Back in South Shields town centre, women stroll through the Market Square, some with prams and children, past the Old Town Hall and a market cross. Saint Hilda's Church on Church Way also faces the market place. People browse and shop at the market stalls. One or two young women have bouffant hairstyles popular at the time. Children are curious about the caged birds on sale at the market.

A bus advertising Binns on its rear passes a road sign pointing to North Beach and South Beach, and the Lifeboat Memorial on Pier Parade, between the North and South Marine Parks.

Waves roll onto the beach. The Ritz restaurant sign is visible through the columns of Ghandi’s Temple, a 1930s bandstand on the seafront.

Mitchell drives along the seafront. Various shots of Marsden Rock and Marsden Beach follow. A young woman in a bikini runs along the beach. Slow motion footage of her running follows. A lift moves up the lift shaft from Marsden Grotto, a pub on the beach. Mitchell enters the lift, graffiti on the wall outside, and travels down to the beach, lighting a cigarette as he goes. On the beach, he glances around. Shots of Marsden Rock follow. One or two people are scattered on the beach. Hundreds of birds nest on Marsden Rock. A man’s pet dog runs out of the sea with a stick. As a woman knits whilst seated on a deckchair, children play with buckets and spades in the sand. General view of Marsden Bay. Mitchell walks the beach, sits on the rock and looks out to sea. View of the sea through a rock stack.

Still on Marsden Beach, Mitchell short piece to camera about writing a spy thriller series under the name of James Munro, his main character John Craig. A ship waits in the distance out at sea as waves crash onto the South Tyneside shore.

Back on the River Tyne, various cargo ships moor around the harbour at South Shields including the James Rowan and Sir William Walker. A smaller boat heads upriver.

Exterior view of Sunderland College of Art at Ashburne House, Backhouse Park. Interior shots of the arts students painting, sculpting, working on technical illustration, and making collages. Various exterior shots flash between the old Ashburne House and modern 60s extensions for the art college at the campus. A selection of paintings of the architecture follows. Students work away in the sculpture workshop with welding and other techniques. The section closes with exterior views of the college buildings.
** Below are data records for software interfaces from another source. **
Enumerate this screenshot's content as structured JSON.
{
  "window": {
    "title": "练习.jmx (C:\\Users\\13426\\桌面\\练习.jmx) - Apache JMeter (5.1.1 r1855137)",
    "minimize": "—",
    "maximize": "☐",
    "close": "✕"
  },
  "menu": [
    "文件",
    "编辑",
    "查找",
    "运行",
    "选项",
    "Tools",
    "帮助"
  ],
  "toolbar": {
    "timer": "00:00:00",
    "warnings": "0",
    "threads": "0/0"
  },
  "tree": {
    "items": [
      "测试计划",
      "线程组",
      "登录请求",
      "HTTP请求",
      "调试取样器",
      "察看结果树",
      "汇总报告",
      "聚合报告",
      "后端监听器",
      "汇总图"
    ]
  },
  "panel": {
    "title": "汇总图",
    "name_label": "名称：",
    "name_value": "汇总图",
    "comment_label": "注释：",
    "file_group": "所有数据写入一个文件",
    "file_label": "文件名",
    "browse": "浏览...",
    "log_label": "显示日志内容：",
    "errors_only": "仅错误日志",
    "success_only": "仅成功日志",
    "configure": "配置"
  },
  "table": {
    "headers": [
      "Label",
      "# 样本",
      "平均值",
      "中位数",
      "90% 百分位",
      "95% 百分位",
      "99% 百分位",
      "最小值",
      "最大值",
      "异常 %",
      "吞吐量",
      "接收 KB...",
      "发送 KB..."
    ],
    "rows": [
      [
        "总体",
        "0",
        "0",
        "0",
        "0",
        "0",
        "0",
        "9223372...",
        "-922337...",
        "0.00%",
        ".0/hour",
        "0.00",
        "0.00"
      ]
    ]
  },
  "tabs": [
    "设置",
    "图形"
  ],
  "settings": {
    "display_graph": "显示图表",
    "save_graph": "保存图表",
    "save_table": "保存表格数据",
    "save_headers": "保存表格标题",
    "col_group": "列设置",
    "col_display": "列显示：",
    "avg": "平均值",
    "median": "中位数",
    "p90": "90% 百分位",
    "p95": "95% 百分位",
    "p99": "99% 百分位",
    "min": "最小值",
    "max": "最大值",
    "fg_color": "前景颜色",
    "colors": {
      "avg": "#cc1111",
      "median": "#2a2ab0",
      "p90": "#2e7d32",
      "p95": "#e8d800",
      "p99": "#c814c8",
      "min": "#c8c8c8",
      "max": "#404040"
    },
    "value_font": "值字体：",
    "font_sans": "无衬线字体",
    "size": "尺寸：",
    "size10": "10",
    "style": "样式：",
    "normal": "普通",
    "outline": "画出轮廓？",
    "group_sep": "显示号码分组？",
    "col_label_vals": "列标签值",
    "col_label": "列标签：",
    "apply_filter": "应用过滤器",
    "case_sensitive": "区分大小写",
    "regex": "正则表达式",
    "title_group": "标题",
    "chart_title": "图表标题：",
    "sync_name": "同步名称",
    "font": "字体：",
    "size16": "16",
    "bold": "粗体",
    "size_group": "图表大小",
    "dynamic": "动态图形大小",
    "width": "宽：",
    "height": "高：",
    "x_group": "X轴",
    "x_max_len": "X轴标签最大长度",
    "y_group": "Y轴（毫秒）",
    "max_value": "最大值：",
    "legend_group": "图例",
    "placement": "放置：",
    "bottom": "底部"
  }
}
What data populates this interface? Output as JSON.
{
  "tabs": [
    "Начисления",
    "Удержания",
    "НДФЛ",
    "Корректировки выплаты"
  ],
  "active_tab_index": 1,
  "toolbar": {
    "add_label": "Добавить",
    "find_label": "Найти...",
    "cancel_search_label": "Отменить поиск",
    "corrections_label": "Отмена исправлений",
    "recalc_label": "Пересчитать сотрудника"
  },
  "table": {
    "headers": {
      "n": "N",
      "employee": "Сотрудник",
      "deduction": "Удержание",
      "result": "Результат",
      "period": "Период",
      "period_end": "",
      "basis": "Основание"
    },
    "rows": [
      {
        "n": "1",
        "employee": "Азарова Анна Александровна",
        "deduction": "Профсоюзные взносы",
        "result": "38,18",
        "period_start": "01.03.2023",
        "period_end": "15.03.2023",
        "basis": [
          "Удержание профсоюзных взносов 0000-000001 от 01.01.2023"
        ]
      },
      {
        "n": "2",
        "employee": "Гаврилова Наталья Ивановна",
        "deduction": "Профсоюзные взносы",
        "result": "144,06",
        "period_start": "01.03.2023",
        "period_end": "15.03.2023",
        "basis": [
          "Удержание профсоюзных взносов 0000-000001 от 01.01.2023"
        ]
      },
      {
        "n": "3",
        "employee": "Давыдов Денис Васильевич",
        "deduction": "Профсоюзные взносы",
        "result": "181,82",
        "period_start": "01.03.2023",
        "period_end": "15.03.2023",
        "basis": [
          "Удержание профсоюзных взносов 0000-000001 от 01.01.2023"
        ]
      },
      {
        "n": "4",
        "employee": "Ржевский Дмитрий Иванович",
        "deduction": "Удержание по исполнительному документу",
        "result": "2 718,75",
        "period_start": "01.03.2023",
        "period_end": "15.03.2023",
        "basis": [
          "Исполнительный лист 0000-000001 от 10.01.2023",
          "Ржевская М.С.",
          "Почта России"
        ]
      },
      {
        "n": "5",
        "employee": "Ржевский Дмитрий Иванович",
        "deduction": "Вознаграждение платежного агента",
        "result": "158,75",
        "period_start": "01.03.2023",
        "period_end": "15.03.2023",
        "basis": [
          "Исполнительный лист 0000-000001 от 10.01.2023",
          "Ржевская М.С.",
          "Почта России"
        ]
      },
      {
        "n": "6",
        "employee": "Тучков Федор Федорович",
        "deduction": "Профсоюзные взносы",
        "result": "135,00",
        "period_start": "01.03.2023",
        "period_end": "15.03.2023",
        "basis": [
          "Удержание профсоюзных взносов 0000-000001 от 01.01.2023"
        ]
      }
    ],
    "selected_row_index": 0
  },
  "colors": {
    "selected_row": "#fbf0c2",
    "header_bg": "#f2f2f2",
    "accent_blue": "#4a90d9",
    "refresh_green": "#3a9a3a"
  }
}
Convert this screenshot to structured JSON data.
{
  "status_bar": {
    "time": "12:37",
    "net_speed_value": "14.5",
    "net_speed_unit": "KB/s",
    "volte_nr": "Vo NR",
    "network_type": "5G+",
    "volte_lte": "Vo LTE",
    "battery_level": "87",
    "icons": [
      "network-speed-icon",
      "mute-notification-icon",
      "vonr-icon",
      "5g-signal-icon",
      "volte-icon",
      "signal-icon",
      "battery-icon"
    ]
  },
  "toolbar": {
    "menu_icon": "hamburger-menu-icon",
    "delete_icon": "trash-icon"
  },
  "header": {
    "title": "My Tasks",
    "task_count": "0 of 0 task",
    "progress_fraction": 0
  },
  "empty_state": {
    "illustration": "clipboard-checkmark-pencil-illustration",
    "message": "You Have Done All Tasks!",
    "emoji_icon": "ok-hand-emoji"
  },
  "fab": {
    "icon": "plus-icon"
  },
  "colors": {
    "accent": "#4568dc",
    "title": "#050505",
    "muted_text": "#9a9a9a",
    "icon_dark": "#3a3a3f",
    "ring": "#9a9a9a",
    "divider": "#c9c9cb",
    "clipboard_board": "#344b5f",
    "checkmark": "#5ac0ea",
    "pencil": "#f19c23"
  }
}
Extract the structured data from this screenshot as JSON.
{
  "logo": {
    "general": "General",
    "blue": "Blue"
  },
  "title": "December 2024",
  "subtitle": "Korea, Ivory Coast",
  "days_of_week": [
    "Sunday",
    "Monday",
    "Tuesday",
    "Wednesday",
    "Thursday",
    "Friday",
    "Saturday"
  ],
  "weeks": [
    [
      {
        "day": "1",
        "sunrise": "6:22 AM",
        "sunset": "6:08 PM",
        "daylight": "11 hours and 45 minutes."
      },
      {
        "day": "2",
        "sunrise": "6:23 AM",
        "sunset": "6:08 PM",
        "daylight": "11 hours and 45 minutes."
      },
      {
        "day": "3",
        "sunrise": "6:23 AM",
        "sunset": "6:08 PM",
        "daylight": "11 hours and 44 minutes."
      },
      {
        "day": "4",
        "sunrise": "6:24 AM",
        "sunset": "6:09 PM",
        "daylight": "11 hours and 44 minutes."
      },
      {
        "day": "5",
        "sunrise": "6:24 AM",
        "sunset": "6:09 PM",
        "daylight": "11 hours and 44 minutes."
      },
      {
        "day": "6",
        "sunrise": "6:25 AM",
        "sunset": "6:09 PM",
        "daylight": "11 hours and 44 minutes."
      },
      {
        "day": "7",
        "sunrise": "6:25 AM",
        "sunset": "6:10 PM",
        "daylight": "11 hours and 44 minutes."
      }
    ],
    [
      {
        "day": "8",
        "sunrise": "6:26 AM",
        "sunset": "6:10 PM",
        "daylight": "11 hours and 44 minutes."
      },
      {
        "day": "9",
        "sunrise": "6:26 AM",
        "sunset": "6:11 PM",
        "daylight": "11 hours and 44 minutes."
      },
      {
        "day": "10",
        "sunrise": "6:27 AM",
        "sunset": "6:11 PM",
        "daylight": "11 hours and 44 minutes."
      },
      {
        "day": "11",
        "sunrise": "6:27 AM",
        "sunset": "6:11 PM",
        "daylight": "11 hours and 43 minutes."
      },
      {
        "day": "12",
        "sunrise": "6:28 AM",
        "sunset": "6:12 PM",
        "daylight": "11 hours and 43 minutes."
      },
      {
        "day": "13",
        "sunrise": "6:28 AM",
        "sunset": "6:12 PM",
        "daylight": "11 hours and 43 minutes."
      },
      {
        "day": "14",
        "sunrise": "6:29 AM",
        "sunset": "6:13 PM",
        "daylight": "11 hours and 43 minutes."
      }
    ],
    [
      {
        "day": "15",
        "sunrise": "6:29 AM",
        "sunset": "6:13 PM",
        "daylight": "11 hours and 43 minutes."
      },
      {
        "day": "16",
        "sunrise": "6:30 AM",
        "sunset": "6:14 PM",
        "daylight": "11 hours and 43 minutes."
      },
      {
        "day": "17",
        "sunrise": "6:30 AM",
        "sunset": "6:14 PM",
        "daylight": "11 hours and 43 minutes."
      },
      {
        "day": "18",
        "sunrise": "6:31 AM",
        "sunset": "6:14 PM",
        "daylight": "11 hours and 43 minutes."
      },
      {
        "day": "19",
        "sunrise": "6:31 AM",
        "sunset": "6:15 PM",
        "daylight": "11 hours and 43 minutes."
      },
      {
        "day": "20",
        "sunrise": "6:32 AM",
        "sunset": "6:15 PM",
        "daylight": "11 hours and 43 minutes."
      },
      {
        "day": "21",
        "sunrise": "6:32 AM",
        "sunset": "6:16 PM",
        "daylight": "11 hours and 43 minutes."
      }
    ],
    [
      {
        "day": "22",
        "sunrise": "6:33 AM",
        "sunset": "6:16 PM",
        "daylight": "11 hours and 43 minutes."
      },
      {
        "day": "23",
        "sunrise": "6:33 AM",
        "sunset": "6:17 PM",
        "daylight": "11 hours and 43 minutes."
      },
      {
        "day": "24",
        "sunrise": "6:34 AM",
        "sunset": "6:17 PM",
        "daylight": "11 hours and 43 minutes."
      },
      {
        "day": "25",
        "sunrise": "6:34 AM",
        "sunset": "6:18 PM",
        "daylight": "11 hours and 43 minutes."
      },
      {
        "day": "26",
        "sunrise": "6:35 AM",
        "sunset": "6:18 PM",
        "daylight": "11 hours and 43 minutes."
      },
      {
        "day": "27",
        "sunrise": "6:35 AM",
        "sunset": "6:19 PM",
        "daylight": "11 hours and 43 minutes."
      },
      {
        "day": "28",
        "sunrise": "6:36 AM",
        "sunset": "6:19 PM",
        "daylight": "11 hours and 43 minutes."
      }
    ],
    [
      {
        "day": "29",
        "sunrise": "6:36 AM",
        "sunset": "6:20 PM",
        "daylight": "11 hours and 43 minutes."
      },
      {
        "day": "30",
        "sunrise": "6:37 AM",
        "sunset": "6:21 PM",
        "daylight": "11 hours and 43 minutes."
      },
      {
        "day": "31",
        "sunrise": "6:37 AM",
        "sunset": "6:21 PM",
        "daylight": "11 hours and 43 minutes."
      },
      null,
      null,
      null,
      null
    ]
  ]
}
The next sequence opens with a close-up of Arabic writing on a sign. A man enters the building, a seamen’s boarding house in the Holborn area of Laygate. The Indian restaurant of Shah Jan sits on a busy street. Two children wander by. An Arab man with two children enters a door to a building, the sign above the door reading ‘Licensed Seaman’s Lodging Housekeeper (A.A. Hussein)’ This is probably the Yemeni boarding house at 50 - 52 Brunswick Street.

In the play area of a small, modern 60s low rise housing estate, probably still around Holborn, a group of young children pet two dogs.

Mitchell walks across a lawn at South Shields Marine and Technical College. A domed observatory tower sits on the building. He gets back in his car and drives off. High angle view of a main road looking out over South Shields towards the Tyne shipyards and cranes.

[Mitchell was also creator of two of the most acclaimed television drama series of the late 1960s and 1970s, Callan and When The Boat Comes In. Before 1964 he taught libreal studies at Sunderland College of Art.]